This FIRE stream will be engaged in the central goals of understanding, repairing, replacing, and enhancing the properties of neural systems in a set of large nuclei deep in the brain under the cerebral cortex, collectively called basal ganglia and conspicuously involved in movement, motivation, cognition, and emotion.

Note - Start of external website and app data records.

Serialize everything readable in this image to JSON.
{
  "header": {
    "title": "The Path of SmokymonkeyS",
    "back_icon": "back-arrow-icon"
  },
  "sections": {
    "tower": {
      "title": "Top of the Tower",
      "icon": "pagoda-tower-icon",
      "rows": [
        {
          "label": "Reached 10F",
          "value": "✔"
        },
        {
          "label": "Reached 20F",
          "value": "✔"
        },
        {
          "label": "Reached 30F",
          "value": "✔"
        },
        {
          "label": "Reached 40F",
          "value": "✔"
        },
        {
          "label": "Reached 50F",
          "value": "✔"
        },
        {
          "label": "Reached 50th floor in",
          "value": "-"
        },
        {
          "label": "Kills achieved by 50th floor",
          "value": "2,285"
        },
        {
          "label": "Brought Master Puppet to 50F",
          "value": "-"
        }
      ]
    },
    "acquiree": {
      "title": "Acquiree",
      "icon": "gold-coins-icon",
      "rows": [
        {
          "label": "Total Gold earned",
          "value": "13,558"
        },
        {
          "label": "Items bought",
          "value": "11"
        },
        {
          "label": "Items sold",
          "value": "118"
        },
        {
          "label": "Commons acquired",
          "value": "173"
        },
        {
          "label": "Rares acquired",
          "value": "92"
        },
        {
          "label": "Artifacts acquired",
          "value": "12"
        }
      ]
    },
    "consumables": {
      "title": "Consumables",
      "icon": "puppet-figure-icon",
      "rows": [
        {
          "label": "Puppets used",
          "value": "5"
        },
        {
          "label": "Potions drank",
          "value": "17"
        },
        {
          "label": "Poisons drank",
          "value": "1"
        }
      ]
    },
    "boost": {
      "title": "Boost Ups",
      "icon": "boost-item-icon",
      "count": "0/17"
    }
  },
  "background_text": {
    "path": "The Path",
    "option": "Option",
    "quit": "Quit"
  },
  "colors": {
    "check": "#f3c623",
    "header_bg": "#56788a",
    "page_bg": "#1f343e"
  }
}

Brain stimulation (aka neuromodulation) has become an established treatment methodology for an increasing number of neurological and refractory neuropsychiatric diseases, especially those which are believed to implicate the basal ganglia and affiliated structures, including Parkinson’s, Huntington’s, depression, OCD, ADHD, PTSD, Tourette’s, addiction, schizophrenia, and even tinnitus. Most brain stimulation devices are currently designed as derivatives of cardiac pacemaker technology and severe knowledge gaps exist in how the various electric and magnetic neuromodulation modalities alter brain function to achieve therapeutic/clinical efficacy, a fact which impedes further progress.

However, it is generally accepted that the spatial and temporal characteristics of the generated electromagnetic field in the brain are determinants of the physiologic response. We are investigating a fundamentally different brain stimulation paradigm inspired by biologically realistic models of neural system dynamics to deliver stimulation signals that mimic the firing patterns of real neurons in an effort to communicate with the brain in its own language. Accordingly, our stimulation paradigm is termed “neuromorphic neuromodulation.” Our neuromorphic neuromodulation (NN) system is being designed to achieve optimal control over the electromagnetic stimulation field within the brain in order to excite, inhibit, or synchronize neurons of the deep brain structures. In this way, we can recalibrate neuronal activity in the pathways that connect the basal ganglia to the rest of the brain, thus overriding/interrupting abnormal electrophysiological signaling in the case of pathology, or augmenting normal electrophysiological signaling in the case of cognitive enhancement.

More Information

Check back for more information as we plan for this stream to launch in January, 2018!

Faculty Leader
Dr. Robert Newcomb

Research Educator
To Be Determined